──────── Material shown

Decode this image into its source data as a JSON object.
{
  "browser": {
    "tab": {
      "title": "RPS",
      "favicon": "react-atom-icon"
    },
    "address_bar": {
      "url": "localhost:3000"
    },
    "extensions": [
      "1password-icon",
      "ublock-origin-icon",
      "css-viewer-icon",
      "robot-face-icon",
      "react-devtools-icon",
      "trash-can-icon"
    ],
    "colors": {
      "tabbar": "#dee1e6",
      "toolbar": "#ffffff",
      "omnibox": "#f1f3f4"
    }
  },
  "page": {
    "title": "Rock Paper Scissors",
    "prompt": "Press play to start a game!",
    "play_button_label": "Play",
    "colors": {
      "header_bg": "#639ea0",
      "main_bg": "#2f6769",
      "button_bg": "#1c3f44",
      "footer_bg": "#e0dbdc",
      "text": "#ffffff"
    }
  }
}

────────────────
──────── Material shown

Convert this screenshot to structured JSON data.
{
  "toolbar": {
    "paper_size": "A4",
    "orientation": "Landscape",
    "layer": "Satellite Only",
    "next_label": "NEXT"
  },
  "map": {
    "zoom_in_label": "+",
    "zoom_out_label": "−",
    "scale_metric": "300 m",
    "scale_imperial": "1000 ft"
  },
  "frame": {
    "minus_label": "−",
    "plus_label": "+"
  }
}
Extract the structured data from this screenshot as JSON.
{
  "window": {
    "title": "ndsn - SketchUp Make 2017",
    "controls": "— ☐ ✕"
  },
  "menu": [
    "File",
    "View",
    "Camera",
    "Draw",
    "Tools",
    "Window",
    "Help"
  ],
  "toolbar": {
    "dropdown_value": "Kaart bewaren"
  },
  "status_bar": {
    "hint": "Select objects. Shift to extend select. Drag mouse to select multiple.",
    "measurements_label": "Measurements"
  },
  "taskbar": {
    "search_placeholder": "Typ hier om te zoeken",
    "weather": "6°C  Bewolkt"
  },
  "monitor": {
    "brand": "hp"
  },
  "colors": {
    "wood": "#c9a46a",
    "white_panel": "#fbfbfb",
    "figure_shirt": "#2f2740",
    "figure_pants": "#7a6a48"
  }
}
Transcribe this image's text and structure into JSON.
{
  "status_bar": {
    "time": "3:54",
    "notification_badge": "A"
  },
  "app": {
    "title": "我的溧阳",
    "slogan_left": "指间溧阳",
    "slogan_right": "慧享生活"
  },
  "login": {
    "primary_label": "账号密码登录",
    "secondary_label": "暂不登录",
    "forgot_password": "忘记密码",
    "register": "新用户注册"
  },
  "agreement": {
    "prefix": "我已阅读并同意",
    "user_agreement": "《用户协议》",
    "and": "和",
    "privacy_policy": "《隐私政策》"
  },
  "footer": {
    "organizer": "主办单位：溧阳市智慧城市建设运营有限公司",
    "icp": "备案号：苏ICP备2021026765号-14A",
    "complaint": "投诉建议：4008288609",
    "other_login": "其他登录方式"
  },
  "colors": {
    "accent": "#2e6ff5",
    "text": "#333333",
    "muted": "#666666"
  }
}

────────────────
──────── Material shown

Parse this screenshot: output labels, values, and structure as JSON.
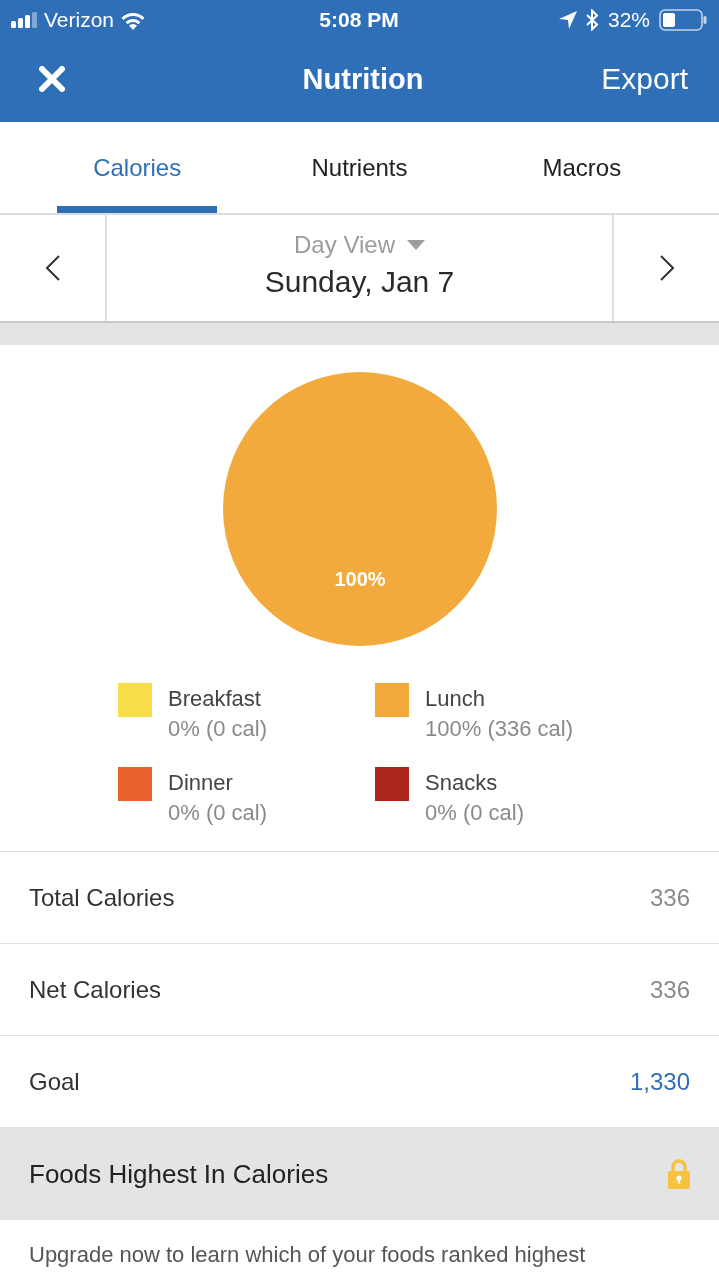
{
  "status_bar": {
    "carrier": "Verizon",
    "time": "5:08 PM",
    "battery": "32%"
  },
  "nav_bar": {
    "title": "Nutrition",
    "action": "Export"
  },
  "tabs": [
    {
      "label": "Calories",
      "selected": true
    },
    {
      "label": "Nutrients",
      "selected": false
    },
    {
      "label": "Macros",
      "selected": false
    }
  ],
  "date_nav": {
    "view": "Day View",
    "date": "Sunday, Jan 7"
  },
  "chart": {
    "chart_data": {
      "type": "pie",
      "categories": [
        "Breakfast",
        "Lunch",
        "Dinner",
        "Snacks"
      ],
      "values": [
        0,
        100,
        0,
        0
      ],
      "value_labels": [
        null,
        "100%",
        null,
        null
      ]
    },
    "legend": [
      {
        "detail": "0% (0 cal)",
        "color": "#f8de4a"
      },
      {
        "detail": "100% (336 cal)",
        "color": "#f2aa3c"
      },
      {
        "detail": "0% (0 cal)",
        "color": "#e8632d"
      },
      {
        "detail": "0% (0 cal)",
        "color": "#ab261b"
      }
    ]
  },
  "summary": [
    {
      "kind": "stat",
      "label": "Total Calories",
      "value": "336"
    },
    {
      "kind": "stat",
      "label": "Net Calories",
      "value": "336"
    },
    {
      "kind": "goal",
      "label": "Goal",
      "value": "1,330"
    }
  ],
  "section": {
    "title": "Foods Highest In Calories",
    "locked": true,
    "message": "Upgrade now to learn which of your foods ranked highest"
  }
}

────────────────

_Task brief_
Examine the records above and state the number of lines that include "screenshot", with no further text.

_Written reply_
3